But then came the seventh day, they rose early and marched around the city, but this time Joshua told them to continue circling, not once but seven times. And when the seven priests, with their blaring trumpets and all the people and the ark of the Covenant and the army, had finished the seventh circuit, Joshua announced, shout for the Lord has given you the city, the city and all that’s within it shall be devoted to the Lord for destruction, only Rahab, the prostitute, and all who are with her in her house shall live because she hid the messengers whom we sent.
So, the trumpets blared once and soon as the people heard the sound of the trumpet they shouted a great shout and the wall of the city came tumbling down. Scripture says Israel devoted all of the city to destruction, both men and women, young and old, oxen, sheep, and donkeys, with the edge of the sword. But to the two men who had spied on the land, Joshua said go into the prostitutes house and bring her out from there, the woman and all who belong to her, as you swore to her. When Rahab and her family were safe, Israel removed all the gold, the silver, the bronze, the jewelry from the city, they put it into Israel's treasury, and then they burned what was left. Rahab and her family would for the rest of their lives live safely with Israel.
And now, as those of you who remember him, Paul Harvey used to say, the rest of the story. What do we the people of God learn from the account of a prostitute named Rahab? We learn because she knew that the spies were sent from the true and living God, that at the risk of her own life, she must work to save them. Rahab, who sin was so obvious, so easy for us to condemn, was nevertheless used by God for good. More importantly, Rahab was graciously granted true and saving faith. So, we're reminded tonight that no one, no one is beyond forgiveness, not you, nor anyone else. For God has called us out of darkness into the marvelous light of knowing His glory. Three times you heard it tonight, the New Testament reveals how Rahab, born outside the family of God, living a life of sin, became a faithful follower of the Lord. And that faith led her to a pure life and a great honor.

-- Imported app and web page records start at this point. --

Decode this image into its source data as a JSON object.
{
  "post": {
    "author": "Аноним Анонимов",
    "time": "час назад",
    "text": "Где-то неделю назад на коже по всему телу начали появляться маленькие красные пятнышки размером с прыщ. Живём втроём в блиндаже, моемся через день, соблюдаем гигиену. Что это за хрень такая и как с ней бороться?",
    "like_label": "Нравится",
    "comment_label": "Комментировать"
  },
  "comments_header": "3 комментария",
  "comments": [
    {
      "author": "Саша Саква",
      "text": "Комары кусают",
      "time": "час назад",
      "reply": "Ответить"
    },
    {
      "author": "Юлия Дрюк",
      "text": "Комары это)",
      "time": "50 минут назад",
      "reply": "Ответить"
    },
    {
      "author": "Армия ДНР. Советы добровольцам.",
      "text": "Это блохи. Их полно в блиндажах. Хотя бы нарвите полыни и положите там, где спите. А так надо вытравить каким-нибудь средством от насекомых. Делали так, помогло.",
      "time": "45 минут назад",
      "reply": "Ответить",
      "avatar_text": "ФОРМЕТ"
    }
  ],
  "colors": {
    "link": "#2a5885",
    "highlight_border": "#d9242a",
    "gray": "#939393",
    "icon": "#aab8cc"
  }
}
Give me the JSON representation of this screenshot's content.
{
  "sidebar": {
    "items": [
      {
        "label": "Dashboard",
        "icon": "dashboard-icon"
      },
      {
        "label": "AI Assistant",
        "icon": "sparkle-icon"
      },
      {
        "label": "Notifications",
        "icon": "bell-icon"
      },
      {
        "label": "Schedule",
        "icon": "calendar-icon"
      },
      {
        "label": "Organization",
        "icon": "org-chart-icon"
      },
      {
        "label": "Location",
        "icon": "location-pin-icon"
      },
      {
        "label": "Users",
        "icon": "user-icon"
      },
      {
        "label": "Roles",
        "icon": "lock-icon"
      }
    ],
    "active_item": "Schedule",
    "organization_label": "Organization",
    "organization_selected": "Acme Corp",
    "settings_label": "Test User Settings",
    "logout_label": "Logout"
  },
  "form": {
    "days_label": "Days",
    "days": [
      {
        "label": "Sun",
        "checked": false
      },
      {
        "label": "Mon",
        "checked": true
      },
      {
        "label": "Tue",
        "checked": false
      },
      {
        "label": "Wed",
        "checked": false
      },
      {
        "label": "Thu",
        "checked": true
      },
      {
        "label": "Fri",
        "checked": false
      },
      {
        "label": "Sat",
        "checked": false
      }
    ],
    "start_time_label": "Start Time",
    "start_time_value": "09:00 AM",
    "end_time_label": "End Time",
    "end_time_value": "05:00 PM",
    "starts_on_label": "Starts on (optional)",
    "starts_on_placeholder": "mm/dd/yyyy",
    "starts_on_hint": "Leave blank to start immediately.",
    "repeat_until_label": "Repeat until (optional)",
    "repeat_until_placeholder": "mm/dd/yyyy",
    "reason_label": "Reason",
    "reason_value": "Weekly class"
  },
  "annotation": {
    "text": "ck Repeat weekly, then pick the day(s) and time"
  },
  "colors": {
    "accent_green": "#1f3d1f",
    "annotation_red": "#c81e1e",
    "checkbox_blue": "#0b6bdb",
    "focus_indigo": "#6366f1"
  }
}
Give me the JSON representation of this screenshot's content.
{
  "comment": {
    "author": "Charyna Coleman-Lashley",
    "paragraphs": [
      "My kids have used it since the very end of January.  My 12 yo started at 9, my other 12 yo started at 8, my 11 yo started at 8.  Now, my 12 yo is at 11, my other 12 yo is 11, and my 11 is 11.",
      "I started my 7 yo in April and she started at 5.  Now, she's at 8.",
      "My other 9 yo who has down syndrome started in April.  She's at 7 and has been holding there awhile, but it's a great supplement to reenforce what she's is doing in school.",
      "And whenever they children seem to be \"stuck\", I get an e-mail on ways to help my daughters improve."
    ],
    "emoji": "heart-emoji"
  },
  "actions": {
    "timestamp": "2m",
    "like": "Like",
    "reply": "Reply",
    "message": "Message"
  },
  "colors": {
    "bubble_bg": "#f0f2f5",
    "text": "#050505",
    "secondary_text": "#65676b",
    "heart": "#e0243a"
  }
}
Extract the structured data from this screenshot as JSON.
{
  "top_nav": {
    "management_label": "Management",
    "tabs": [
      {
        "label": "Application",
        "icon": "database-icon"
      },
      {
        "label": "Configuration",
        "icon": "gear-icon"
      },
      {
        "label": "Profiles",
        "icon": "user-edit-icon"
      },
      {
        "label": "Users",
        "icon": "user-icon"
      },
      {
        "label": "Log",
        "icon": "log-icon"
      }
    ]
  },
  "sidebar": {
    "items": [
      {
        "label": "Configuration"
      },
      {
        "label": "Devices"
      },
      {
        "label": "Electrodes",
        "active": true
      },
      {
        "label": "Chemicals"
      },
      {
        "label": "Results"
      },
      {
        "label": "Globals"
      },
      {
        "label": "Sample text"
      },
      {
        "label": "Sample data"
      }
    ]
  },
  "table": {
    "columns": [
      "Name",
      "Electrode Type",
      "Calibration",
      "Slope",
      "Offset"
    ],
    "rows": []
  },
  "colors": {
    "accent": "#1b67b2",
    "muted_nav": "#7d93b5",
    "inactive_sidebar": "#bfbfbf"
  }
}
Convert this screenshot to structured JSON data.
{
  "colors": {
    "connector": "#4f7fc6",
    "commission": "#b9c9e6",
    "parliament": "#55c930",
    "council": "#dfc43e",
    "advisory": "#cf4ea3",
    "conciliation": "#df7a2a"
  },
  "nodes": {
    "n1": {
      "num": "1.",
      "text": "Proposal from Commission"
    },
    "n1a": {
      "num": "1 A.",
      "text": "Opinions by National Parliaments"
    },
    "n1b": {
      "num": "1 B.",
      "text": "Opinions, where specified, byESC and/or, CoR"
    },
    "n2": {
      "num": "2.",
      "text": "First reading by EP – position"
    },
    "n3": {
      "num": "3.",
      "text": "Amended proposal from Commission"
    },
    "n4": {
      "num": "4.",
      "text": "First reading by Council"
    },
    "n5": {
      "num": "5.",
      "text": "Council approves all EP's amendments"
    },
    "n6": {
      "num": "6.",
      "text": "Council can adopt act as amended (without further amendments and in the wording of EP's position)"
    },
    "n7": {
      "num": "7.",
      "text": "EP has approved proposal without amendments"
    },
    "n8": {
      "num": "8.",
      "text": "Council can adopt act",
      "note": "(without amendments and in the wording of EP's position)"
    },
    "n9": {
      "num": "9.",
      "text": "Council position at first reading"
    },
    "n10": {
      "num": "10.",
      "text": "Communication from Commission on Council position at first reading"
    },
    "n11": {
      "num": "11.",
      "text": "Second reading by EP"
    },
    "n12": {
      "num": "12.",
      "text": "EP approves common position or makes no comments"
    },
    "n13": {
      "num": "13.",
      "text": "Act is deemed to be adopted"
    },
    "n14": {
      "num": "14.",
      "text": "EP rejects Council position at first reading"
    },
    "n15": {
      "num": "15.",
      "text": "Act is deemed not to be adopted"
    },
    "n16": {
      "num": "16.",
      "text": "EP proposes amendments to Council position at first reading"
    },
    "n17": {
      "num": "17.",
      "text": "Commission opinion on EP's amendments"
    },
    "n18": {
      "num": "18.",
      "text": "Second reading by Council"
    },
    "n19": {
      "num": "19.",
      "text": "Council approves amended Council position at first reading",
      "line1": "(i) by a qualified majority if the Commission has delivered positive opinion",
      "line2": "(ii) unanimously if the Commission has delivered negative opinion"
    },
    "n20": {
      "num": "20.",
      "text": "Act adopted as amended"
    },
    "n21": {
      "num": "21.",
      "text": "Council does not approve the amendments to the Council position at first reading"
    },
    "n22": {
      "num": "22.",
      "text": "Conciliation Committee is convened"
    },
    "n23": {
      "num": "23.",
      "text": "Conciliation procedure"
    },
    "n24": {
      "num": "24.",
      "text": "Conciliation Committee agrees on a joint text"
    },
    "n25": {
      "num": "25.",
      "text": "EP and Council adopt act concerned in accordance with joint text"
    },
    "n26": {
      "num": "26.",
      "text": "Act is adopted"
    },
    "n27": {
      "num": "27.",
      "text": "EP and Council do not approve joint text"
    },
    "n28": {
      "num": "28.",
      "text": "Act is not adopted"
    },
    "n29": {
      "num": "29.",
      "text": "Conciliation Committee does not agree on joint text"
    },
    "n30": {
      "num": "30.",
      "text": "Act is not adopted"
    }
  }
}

Scripture says that she married Salman, one of the spies that she saved. Matthew 1 shows, by this blessed marriage she was made and ancestress of her very own Savior, Christ Jesus, our Savior. Hebrews 11, by faith Rahab the prostitute did not perish with those who were disobedient because she had given a friendly welcome to the spies. James further explains the fuller meaning, Rahab, justified by faith, lived her faith with necessary works, which always show that faith is real. James chapter 2, Rahab the prostitute was justified by works when she received the messengers and sent them out by another way.
Again, what do you learn from the sinful woman whom God used to fulfill this purpose? We learn Christ blood can cleanse the heart of anyone. Rahab was well worth saving, both for her own souls sake, and for the place that she would have in God's plan. And finally, we also learned that faith caused her to have great concern for the salvation of others. Even when there was destruction at her door she saved the spies and then made them promise to save her family. What an example, may be we all have the same passionate concern that Rahab had for her family and for other people.
Death will strike us all, we should desire and do the work, so that the atoning blood of Christ may be known to all whom we love. Tonight, blessed Rahab, Rahab who loved, but most importantly, just as you, was loved by God.
In Jesus precious name.